Shiraz Maher and Martyn Frampton have written a study for Policy Exchange which sets out the criteria for state engagement with Muslim groups. It has a foreword by Ruth Kelly, and is well worth reading.
Here are its recommendations:
1. The recasting of Preventing Violent Extremism to Preventing Extremism.
2. The creation of a short, sharp, independent inquiry to examine where funds have been allocated, and to what end, under PVE.
3. The new criteria for engagement should be adopted across government and the public sector, creating a consistent and coherent framework across institutional lines.
4. The PVE strategy should be simplified and made more transparent.
5. Single group funding should be the exception rather than the rule. Where it is awarded, funding allocation should be clearly explained.
6. All Prevent-related activity must be subjected to rigorous ‘Equality Impact Assessments’, which consider the activity by their impact on society as a whole.
7. Members of Parliament must be put into the heart of the decision-making process for Prevent and given oversight positions which allow them to adequately audit its delivery.
8. Government must create a cross-departmental Select Committee with responsibility for auditing, accounting and overseeing the Prevent strategy.
9. The Department for Communities and Local Government must establish an in-house Due Diligence Unit which will develop an open source central information resource on the array of different groups operating around the country.
10. The government must promote and incentivise good behaviour – and disincentivise bad behaviour.
Here are the proposed criteria for engagement:
1. Government must not engage with organisations or individuals thatsupport or condone the deliberate targeting of civilians (as defined by the Geneva Conventions) anywhere in the world.
2. Government must not engage with individuals or organisations that call for, or condone, attacks on British soldiers and their allies anywhere in the world or against any forces acting under a UN mandate.
3. Government must not engage with people or groups that call for or condone the destruction of UN member states.
4. Government must not engage with people or organisations that give a platform to, deny, or are apologists for crimes against humanity, including genocide.
5. Government must not engage with groups or individuals who support or condone terrorism anywhere in the world.
6. Government must not engage with groups or individuals that present a threat to rights and freedoms protected by the ECHR and discriminate or advocate discrimination on the basis of religion, religious sect, race, sexual orientation or gender in any aspect of public life or public policy.
7. Government must not engage with organisations that oppose Armed Forces’ recruitment because they selectively oppose wars that the state, under the authority of the democratically elected parliament, is currently fighting.
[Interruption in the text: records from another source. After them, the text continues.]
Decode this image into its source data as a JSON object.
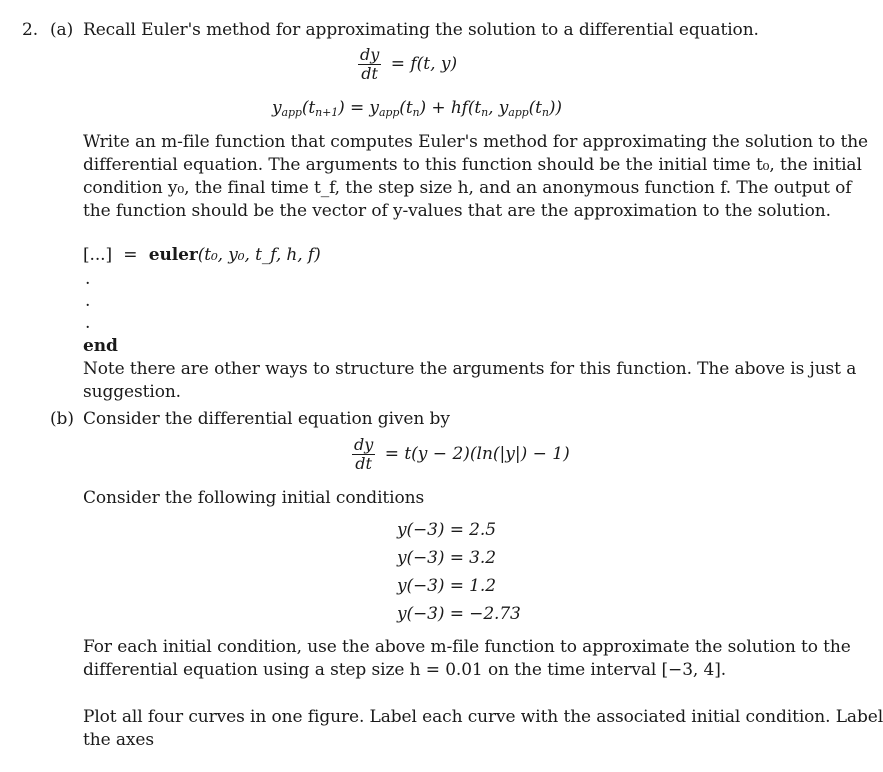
{
  "problem": {
    "number": "2.",
    "part_a": {
      "label": "(a)",
      "intro": "Recall Euler's method for approximating the solution to a differential equation.",
      "eq1": {
        "num": "dy",
        "den": "dt",
        "rhs": "= f(t, y)"
      },
      "eq2": {
        "lhs_y": "y",
        "lhs_sub": "app",
        "lhs_arg": "(t",
        "lhs_arg_sub": "n+1",
        "lhs_close": ")",
        "rhs": " = y",
        "rhs_sub": "app",
        "rhs_arg": "(t",
        "rhs_arg_sub": "n",
        "rhs_mid": ") + hf(t",
        "rhs_mid_sub": "n",
        "rhs_comma": ", y",
        "rhs_sub2": "app",
        "rhs_arg2": "(t",
        "rhs_arg2_sub": "n",
        "rhs_end": "))"
      },
      "paragraph_lines": [
        "Write an m-file function that computes Euler's method for approximating the solution to the",
        "differential equation. The arguments to this function should be the initial time t₀, the initial",
        "condition y₀, the final time t_f, the step size h, and an anonymous function f. The output of",
        "the function should be the vector of y-values that are the approximation to the solution."
      ],
      "code": {
        "signature_lhs": "[...]",
        "signature_eq": "=",
        "signature_fn": "euler",
        "signature_args": "(t₀, y₀, t_f, h, f)",
        "dots": [
          ".",
          ".",
          "."
        ],
        "end": "end"
      },
      "note_lines": [
        "Note there are other ways to structure the arguments for this function. The above is just a",
        "suggestion."
      ]
    },
    "part_b": {
      "label": "(b)",
      "intro": "Consider the differential equation given by",
      "equation": {
        "num": "dy",
        "den": "dt",
        "rhs": "= t(y − 2)(ln(|y|) − 1)"
      },
      "conditions_intro": "Consider the following initial conditions",
      "initial_conditions": [
        "y(−3) = 2.5",
        "y(−3) = 3.2",
        "y(−3) = 1.2",
        "y(−3) = −2.73"
      ],
      "instruction_lines": [
        "For each initial condition, use the above m-file function to approximate the solution to the",
        "differential equation using a step size h = 0.01 on the time interval [−3, 4]."
      ],
      "plot_lines": [
        "Plot all four curves in one figure. Label each curve with the associated initial condition. Label",
        "the axes"
      ]
    }
  }
}
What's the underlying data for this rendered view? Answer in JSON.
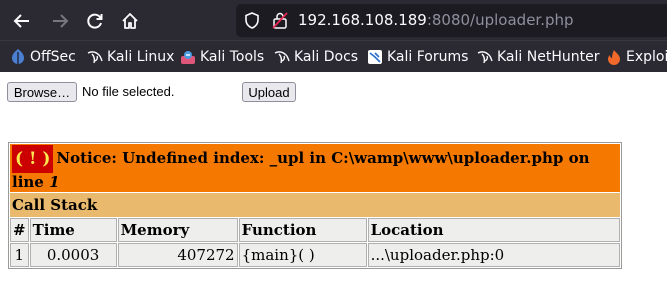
{
  "browser": {
    "url_host": "192.168.108.189",
    "url_rest": ":8080/uploader.php",
    "bookmarks": [
      {
        "label": "OffSec",
        "icon": "offsec-icon"
      },
      {
        "label": "Kali Linux",
        "icon": "kali-dragon-icon"
      },
      {
        "label": "Kali Tools",
        "icon": "kali-tools-icon"
      },
      {
        "label": "Kali Docs",
        "icon": "kali-dragon-icon"
      },
      {
        "label": "Kali Forums",
        "icon": "kali-forums-icon"
      },
      {
        "label": "Kali NetHunter",
        "icon": "kali-dragon-icon"
      },
      {
        "label": "Exploit",
        "icon": "exploit-db-icon"
      }
    ]
  },
  "form": {
    "browse_label": "Browse…",
    "file_status": "No file selected.",
    "upload_label": "Upload"
  },
  "error": {
    "badge": "( ! )",
    "message": "Notice: Undefined index: _upl in C:\\wamp\\www\\uploader.php on line ",
    "line": "1",
    "call_stack_title": "Call Stack",
    "columns": [
      "#",
      "Time",
      "Memory",
      "Function",
      "Location"
    ],
    "rows": [
      {
        "num": "1",
        "time": "0.0003",
        "memory": "407272",
        "function": "{main}( )",
        "location": "...\\uploader.php:0"
      }
    ]
  },
  "colors": {
    "chrome_bg": "#2b2a33",
    "notice_bg": "#f57900",
    "badge_bg": "#cc0000",
    "callstack_bg": "#e9b96e",
    "row_bg": "#eeeeec"
  }
}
Where decisions are made to engage with a group:
8. Government should only engage with organisations that declare any and all sources of foreign funding.
9. Government should only fund incorporated associations.
The Government should read this study in full, and give close consideration to implementing its findings.